Dental sealants are a preventive solution against cavities forming in the back teeth – the most likely area for decay. While they are most often applied to children, adults who do not have cavities or fillings in their molars can also get them. In this post, we explain what sealants are, how they’re applied, and why they’re vital to oral health.
During a sealant procedure, thin plastic coatings that are applied to the grooves on the chewing surfaces of the back teeth to protect them from tooth decay. This is where 80 to 90 percent of cavities in permanent back teeth and 44 percent in baby teeth occur.
Dentists recommend applying them as soon as a child’s permanent molars erupt, before they have a chance to decay (the first molars usually erupt when a child is about 6 years old; second molars appear at about age 12). However, anyone who does not have decay or fillings in their back teeth can get sealants.

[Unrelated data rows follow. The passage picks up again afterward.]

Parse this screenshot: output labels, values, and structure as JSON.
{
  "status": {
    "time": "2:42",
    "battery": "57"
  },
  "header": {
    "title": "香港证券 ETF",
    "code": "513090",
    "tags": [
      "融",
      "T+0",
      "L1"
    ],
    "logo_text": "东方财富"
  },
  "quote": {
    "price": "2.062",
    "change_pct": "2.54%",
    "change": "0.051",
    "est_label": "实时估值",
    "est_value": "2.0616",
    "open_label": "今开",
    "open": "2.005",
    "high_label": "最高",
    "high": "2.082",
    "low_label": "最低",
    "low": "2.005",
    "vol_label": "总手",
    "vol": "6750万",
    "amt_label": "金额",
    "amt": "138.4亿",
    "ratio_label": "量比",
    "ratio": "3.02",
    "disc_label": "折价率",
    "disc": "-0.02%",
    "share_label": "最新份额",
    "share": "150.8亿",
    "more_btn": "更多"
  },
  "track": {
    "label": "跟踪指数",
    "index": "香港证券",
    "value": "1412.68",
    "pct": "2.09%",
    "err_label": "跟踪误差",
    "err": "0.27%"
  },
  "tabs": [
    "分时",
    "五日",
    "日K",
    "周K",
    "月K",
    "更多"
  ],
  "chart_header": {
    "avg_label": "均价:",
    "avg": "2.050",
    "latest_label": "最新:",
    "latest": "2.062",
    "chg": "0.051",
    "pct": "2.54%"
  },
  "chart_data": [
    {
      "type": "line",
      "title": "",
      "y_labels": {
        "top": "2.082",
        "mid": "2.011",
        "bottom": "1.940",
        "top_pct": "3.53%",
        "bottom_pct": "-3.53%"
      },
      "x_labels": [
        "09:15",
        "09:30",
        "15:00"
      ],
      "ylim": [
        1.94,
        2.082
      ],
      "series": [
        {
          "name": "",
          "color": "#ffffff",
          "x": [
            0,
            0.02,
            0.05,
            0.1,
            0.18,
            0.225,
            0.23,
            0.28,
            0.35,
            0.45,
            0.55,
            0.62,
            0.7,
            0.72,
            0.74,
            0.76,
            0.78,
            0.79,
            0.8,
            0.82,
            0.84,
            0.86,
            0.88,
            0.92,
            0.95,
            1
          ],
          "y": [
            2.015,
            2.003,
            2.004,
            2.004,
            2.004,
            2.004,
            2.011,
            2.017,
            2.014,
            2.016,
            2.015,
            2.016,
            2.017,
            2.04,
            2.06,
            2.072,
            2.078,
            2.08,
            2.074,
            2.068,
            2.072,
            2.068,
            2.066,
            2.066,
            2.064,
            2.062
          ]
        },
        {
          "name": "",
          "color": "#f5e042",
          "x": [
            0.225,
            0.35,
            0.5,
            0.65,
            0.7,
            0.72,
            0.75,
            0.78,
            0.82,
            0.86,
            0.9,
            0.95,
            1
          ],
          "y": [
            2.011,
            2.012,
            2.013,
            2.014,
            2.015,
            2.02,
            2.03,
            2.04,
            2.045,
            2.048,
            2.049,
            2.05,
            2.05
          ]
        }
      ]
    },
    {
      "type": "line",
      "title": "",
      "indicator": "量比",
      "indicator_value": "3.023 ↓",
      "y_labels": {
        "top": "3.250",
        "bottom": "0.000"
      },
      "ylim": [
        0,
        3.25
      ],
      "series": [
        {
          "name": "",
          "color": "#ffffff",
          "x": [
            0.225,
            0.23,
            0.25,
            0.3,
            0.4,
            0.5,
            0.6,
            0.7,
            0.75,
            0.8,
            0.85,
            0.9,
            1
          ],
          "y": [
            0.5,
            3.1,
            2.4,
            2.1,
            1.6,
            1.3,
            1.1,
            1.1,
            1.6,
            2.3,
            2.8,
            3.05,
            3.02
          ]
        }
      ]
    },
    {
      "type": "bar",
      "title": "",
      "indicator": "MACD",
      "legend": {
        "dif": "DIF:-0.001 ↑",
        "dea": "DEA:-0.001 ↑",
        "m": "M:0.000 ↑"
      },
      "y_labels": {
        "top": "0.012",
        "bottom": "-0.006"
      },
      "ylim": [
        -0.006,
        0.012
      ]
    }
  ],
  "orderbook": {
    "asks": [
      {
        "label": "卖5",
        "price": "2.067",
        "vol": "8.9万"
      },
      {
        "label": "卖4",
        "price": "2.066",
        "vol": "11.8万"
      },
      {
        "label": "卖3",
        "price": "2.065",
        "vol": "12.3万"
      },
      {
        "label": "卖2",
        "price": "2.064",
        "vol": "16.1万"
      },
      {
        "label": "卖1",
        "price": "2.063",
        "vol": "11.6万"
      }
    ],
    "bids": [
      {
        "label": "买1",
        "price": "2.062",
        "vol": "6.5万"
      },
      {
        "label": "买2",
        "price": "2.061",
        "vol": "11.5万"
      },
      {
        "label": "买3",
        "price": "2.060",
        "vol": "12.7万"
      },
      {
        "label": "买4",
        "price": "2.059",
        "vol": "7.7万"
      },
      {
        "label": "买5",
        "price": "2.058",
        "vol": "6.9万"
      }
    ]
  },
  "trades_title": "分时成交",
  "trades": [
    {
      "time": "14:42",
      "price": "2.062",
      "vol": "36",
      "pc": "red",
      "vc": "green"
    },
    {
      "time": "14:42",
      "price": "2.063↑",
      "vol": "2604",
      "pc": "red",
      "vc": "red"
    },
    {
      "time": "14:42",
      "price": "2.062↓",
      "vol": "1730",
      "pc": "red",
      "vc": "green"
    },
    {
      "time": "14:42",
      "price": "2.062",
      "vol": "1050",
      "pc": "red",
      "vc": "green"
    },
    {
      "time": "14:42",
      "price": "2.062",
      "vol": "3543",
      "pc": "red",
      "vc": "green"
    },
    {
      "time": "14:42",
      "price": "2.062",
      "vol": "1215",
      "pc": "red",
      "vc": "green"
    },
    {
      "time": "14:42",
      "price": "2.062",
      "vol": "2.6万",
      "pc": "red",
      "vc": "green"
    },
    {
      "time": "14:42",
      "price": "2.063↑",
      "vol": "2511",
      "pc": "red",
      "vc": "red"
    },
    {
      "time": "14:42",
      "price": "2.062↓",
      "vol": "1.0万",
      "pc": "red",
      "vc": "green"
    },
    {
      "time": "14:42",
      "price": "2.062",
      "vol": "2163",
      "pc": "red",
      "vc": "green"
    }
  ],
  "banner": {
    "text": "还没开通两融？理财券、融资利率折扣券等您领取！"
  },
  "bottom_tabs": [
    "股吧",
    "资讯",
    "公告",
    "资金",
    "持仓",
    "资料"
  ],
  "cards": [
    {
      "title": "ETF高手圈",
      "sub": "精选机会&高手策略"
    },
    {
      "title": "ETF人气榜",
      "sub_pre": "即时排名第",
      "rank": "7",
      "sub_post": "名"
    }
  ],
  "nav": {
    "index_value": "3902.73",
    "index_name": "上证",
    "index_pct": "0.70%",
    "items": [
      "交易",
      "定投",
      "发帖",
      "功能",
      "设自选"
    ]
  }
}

The placement requires no drilling. In one quick visit, the back teeth are cleaned, prepped with a gel, sealed, and then dried. They are very thin and can only be seen up close.
As long as the patient maintains reasonable health, goes to her check-ups, and avoids accidents, sealants can last up to 10 years. They can also be re-applied if they ever fall out of position or wear down.
The Effectiveness of Sealants
According to the American Academy of Pediatric Dentistry, sealants make a difference in the number of cavities that develop.
- Sealant placement has shown a reduction of cavities incidence of 86 percent after one year and 58 percent after four years.
- With appropriate follow-up care, the success rate of sealants may be 80-90 percent even after a decade.
How Sealants Can Help Our Patient Families
Preventive dentistry saves dental costs in the long run. Sealants, in particular, are a good bet to save money. They cost less than half of what a filling costs and protect the teeth hit by four out of every five cavities in our children. That’s why we recommend that children should see a pediatric dentist to get sealants. So if you have questions about sealants, or any other dental procedure, contact our office and we’ll happily discuss it with you.